• Led 28-3 in Week 4 versus Seattle with 8:02 left in the third quarter. Manning played the whole game.

• Led 31-9 in Week 5 at Tennessee with 7:32 left and a bye week coming up. Manning played the whole game.

• Led 28-6 in Week 7 at St. Louis at the end of third quarter. Manning played the whole game.

So Caldwell coached a certain way all season long. Why, then, would Manning be more at risk on Sunday than he had been during the rest of the regular season? If the stated objective is to win the Super Bowl, wasn't Manning unnecessarily at risk on the field for the entire game in a 42-6 win over the Rams?

Taking out his starters would have made more sense under the following conditions: 1. The game was especially physical and/or dirty; 2. Weather increased the risk of injury; 3. The result of the game was no longer in doubt; or, 4. The players in question were already playing with injuries that threatened their playoff availability.

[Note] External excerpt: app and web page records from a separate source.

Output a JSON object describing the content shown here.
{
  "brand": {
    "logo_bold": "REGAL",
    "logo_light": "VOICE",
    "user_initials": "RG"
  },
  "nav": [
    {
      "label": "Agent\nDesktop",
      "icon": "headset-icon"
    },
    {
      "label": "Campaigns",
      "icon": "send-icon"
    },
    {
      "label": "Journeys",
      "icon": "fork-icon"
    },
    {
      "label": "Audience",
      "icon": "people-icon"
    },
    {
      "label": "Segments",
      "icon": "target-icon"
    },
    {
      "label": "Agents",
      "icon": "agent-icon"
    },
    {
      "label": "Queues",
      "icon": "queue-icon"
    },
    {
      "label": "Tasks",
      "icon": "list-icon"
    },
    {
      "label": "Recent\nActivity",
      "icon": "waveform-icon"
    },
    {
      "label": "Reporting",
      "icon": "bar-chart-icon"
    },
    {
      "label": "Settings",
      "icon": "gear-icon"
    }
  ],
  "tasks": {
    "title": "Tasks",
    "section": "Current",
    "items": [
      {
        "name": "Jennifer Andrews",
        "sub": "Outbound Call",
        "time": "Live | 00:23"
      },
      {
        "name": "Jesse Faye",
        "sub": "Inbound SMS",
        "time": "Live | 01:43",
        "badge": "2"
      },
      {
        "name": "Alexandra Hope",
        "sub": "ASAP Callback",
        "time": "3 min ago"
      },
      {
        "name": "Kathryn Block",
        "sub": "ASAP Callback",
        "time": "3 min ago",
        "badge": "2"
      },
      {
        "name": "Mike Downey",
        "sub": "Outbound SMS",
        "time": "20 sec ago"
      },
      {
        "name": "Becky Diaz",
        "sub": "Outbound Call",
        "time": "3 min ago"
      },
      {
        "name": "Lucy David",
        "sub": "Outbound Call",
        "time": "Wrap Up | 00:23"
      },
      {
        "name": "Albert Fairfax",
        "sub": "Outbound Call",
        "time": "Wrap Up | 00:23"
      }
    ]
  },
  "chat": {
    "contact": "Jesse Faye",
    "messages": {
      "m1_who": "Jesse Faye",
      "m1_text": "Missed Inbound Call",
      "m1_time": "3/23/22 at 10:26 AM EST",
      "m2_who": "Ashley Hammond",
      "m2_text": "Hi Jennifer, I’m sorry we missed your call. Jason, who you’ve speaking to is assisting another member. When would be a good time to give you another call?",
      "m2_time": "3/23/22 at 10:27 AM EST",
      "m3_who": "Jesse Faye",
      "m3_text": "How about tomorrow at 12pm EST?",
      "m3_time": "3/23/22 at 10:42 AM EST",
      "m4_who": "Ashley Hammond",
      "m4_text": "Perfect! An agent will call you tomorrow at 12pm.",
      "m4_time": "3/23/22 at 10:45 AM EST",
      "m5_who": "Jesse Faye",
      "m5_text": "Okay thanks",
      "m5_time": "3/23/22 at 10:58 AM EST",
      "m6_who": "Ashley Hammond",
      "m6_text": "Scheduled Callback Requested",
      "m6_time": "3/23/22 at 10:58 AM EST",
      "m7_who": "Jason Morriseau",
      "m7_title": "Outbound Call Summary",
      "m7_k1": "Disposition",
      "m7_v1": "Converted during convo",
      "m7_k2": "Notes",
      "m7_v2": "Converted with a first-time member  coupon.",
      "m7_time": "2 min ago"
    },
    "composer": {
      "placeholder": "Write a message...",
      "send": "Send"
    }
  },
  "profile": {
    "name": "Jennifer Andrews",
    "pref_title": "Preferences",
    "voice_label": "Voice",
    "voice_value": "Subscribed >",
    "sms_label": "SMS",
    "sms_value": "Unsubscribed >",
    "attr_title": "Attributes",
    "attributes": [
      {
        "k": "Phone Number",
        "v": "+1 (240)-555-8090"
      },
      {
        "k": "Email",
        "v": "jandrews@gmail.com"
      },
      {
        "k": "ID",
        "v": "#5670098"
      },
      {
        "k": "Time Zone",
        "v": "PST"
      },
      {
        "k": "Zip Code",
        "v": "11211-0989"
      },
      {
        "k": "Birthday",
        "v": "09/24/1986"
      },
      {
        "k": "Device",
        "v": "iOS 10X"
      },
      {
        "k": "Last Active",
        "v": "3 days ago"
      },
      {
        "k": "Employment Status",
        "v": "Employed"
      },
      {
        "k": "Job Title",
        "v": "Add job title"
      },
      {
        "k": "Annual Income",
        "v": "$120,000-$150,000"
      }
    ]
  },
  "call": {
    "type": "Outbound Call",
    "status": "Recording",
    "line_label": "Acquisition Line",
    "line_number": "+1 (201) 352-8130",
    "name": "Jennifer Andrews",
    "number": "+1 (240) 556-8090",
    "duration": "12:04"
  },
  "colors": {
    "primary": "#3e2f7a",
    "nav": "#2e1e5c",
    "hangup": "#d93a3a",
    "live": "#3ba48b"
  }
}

When Manning was removed, he had not been sacked nor intercepted. The Jets are a tough, physical defensive team, but Manning had completed 14 of 21 passes for 192 yards. The two teams are formal rivals, but the game itself wasn't a particularly edgy one in which a star player was at greater risk of injury due to a cheap shot or rougher play. Weather, naturally, was not a factor because the Colts play indoors. At 15-10 with five minutes left in the third, the outcome of the game was hardly assured, and Manning, who has played in 191 consecutive games -- which is to say every game of his NFL career -- is not an injury risk.

And if injury was truly such a major consideration, why allow Manning to play at all? He could have broken his leg in the first quarter Sunday and could injure himself at Buffalo next week. In short, none of it really made sense.

I'm with Bryant when he says that Coach Caldwell created a distraction- his decision. Good coaches remove distractions. He created one, at precisely the wrong time: right before the playoffs.

None of this is to say that the Colts can't overcome. They certainly can. Overcoming 16-0 would have been a better 'problem' to deal with, though. Just because the Patriots lost the Super Bowl after going 16-0, well, post hoc; ergo, propter hoc?


Todd S. said...

Apparently I can't resist the bait.

Has Mr. Bryant ever heard of the term "nagging injuries?" Week 14 is different from weeks 3-7 due to the pounding NFL bodies take during the season. Resting at the end makes more sense than during the beginning, and Peyton Manning has indeed been listed on the Colts injury report for the last several weeks (glute).

As far as the NBA comparison, well, I'll admit to knowing very little about that league.

San Diego has already come out and said that their starters will play very little this week. It's not like the Colts are doing something "revolutionary" in the NFL.

Mike Kole said...

You're a good man. :-)

I think you and I agreed about the brass ring, and that's something the Chargers aren't chasing. They can't move up or down, and can't attain perfection, so who cares? But, if their last game is a home game, and I'm a Chargers fan living in San Diego, there's no way I buy that ticket.

I've thought about the stategy of resting players and the concept of rustiness. I'm okay with pulling linemen like Jeff Saturday. The pounding he gives and takes is brutal. I think of Mike Webster and Jim Otto when I think of NFL centers. Poor creatures. Their bodies are wreckage. Peyton Manning otoh has never missed a regular season or playoff game in his career due to injury. He wasn't at particular risk in the Jets game. His face on the sideline really tells me all I need to know about whether or not his bum was hurting such that he felt he should have been pulled from the game.

Todd S. said...

Somewhat oddly, they left Saturday in when the pulled Manning. However, there's no way in hell they're pulling Saturday and leaving Manning in. That would increase Manning's injury risk significantly.

Todd S. said...

My main point in bringing up the Chargers is that other teams see the benefit of resting starters at the end of the season while leaving them in throughout entire games earlier in the year. (I don't think the Chargers pulled Rivers during their Christmas Day blowout, but I may be mistaken.)

I'm not disputing the historical possibility. I just don't agree with Bryant's premise. If the Colts were the ONLY NFL team leaving its starters in during blowouts and them resting them later in the year, I think he'd have a point. But actually, he doesn't. (At least not a good one.)